Northern America proved to be a challenging country for early settlers in its geography. From mountains west, to the sharp winters consumed by infertile land brimming with trees in the New England Colonies. Colonists trudged through the lands to create success for themselves. This essay will explore what it was like for early settlers to establish anchored settlements in the New England Colonies from a geographical perspective.
The New England Colonies (New Hampshire, Massachusetts Bay, Rhode Island, and Connecticut) are the northern colonies mainly associated with the areas of infertile land, thick trees, mountains, and harsh winters. Initial settlers had a long and bumpy road ahead of them trying to prosper in these areas due to the severe geographical setbacks. Despite these obstacles, settlers still found a way to overcome these limitations to help advance the nation into what it is today. As stated earlier, there are many trees in New England. With the many trees in the area, settlers had a hard time farming. While the abundant amount of wood made great for lumber work, such as creating houses and cabins or having ample wood for fires. Wood was considered the best resource not only for northern settlers but for all settlers. With tree roots everywhere and many hills, there was not adequate space for big farms like there was for the south. Not only that, the land was infertile. The soil was not farm-friendly, hence why the only cash crop at that time in New England was tobacco. Just these two facts alone made it near impossible for these early settlers to establish towns suitable enough for living and raising families. Nearly 50% of all of New England soil was too rocky to support any cultivation. The only crop able to be farmed in this region was tobacco, and tobacco was the only reason these northern settlements were saved from being wiped out. It also became one of the largest cash crops to be harvested in the colonies at that time, but that is beside the point.

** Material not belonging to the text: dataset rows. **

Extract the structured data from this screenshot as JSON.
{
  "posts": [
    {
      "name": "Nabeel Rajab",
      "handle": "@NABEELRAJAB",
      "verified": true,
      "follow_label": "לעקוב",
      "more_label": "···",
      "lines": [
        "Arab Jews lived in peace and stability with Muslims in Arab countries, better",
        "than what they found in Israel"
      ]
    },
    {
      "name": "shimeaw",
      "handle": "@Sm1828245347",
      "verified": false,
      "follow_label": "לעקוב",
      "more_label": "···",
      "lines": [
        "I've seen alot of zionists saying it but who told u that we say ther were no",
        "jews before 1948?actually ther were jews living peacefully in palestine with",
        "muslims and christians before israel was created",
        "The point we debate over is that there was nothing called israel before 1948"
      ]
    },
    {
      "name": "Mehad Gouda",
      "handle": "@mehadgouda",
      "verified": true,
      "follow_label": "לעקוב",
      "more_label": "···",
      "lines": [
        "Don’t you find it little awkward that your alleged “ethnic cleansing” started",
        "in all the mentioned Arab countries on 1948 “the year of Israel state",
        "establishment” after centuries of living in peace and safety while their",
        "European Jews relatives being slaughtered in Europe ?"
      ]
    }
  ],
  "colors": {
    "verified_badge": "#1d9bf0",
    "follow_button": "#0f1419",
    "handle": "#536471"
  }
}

While the soil was probably the heftiest setback for the settlers, there are a few other factors to take into consideration such as fishing, mountains, and the climate. There are many bodies of water in New England to aid the settlers in fishing. Fishing was an important part of New England in its early days. Between the years of 1607-1620, Sir Ferdinando Gorges tried to establish a fishery off the New England coast, as he thought the productivity of this fishery would equal to the amount of productivity of fisheries located in Newfoundland. Aside from fishing, the mountains of New England also played a special role with settlers throughout this time. First off, the settlers were unable to travel westward over the Appalachian Mountains due mainly to the British not allowing it. Not only did the British not allow for western expansion, but the Appalachian Mountains would also have been immensely difficult to cross over. These early colonists could barely survive traveling north, let alone climbing the Appalachian Mountains. The mountain range may have also affected the winters in the earliest settlement Jamestown. These winters in Jamestown were arduous. Heaps of settlers were to die in the first winter at the first permanently established colony. Winters on the eastern coast were excessively bitter and filled with snow. Jamestown nearly failed due to the winters being so harsh. Settlers could not harvest food or plant seeds during these winters. This difficult season in New England was arguably one of the largest hindrances to settlement apart from the infertile soil.
Settlers had a difficult time trying to cultivate the New England Colonies. Although the many hardships they were forced to face such as the Appalachian Mountains, rocky soil that demonstrated the weak farming capabilities, trees blanketing the land, and extreme winters these colonists were able to prosper. While the earliest of times of migration to the north proved to be problematic and troublesome, as time went by these adventurous colonists were able to become familiar and comfortable with the land that they call home. This essay helped demonstrate what it was like for the colonists to settle New England from a geographical perspective.